This is a follow-up post to this one, about introducing 3-digit numbers to kindergartners.
I start this lesson by asking the students to come up to the board one by one and write down consecutive numbers starting with 100. There are 4 students and they each have a chance to go up 4 times. This is what we end up with:
Here are the numbers written by each student:
- Student 1: 100, 1004, 1008, and 10012
- Student 2: 101, 105, 109, and 1013
- Student 3: 1002, 1006, 10010, 1014
- Student 4: 103, 107, 1011, 1015
It was interesting that the students did not really pay attention to what others wrote, but each one had his/her own internal reasoning that she/he stuck to.
Next comes the most interesting part, in my opinion. I ask whether anyone thinks that there are mistakes in the chart. They all unanimously say that all the numbers are written correctly and there are no mistakes!

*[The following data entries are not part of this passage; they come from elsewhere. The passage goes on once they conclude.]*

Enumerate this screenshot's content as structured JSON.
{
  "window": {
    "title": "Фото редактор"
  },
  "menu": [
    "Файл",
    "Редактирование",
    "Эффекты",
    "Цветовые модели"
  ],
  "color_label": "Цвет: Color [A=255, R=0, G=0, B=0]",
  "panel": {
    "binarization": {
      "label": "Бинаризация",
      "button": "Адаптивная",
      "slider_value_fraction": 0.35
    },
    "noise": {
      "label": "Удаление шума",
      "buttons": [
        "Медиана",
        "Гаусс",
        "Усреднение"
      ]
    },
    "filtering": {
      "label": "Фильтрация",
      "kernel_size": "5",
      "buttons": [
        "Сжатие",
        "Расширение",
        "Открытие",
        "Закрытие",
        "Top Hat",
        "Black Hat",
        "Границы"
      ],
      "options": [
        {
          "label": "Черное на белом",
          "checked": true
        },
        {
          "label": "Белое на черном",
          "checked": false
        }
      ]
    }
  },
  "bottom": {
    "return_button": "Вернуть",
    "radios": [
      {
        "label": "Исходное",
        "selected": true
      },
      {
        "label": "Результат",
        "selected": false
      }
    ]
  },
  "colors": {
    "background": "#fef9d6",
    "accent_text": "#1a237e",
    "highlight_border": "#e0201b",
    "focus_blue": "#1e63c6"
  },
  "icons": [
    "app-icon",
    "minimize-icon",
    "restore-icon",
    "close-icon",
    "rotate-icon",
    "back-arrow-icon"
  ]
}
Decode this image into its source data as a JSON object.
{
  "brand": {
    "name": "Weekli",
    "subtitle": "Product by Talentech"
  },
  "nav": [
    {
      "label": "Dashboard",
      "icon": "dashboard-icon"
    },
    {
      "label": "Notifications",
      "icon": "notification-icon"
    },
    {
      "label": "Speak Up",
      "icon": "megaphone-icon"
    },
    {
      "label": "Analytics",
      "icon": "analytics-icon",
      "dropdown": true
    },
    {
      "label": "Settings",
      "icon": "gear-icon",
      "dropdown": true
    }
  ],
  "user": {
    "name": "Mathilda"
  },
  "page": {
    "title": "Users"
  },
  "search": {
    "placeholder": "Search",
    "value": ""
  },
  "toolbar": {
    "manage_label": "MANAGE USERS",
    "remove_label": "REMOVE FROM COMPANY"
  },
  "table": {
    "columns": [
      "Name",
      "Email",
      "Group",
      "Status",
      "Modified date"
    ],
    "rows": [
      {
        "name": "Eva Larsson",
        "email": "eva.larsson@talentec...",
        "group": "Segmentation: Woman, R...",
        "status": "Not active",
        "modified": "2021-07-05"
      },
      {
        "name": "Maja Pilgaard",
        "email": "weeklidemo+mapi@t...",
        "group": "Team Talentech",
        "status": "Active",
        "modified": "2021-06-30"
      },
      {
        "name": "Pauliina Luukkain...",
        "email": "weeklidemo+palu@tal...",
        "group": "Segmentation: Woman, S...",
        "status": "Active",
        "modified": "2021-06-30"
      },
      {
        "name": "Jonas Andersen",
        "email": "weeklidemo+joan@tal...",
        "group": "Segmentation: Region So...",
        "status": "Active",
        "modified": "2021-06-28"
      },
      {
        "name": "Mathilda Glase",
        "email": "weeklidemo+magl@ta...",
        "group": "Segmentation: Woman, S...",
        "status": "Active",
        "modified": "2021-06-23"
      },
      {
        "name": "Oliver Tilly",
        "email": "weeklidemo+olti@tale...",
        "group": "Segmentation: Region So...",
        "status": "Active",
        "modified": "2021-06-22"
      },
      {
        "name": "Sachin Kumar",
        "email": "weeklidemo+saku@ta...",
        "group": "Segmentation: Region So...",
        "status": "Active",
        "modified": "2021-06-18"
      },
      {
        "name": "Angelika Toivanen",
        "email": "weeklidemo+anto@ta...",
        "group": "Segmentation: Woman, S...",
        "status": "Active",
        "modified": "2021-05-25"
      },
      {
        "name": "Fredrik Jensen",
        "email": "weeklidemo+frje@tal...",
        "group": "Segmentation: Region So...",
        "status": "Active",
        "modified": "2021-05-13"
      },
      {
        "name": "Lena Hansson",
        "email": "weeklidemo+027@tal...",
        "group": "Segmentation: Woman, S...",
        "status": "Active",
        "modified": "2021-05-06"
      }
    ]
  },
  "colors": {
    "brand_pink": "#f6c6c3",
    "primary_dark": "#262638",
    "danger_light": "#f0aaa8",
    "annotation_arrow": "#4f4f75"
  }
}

Okay, lets suppose that is true and make some comparisons. What’s bigger, 1000 or 1002? According to the chart, 1002 is one hundred and two, and they all right away recognized that 1000 is one thousand. So without any hesitation, the students tell me that 1000 > 1002.
I then ask them to compare a few more pairs of numbers and we end up with the following:
Notice that everything is consistent with the original chart of numbers. However, other than that, I had a hard time finding any logic to it.
Before fixing their mistakes, I decide to go back to making some 3-digit numbers using base-10 blocks. Each student gets assigned their own number to make.
They then have to go up to the board and write down their number. But this time, I tell them that they have to write down just three digits, one for the number of flats, one for the number of rods, and one for the number of unit cubes.
Then I ask each of them what number they wrote down, and surprisingly they have no trouble at all with this. I point out how all of their numbers have exactly three digits.
We then go back to the original chart that they made with the numbers 100-115 in it. I point to each of the numbers one by one, asking them whether it is correct or not. For the ones that they tell me are incorrect, I ask them how to fix it. They tell me to erase lots of extra zeroes, and at the end we are left with the following:
I confess that I did not expect them to fix all the mistakes just like that and was quite impressed. At the same time, I have no illusions about them internalizing the concept. I am sure that they will make their original mistakes again in the future and I am totally okay with that. They will be solidifying their understanding of place value for many years to come, but I think this was a pretty good first step.
Do you remember your own first experiences with multi-digit numbers? What about those of your students/children?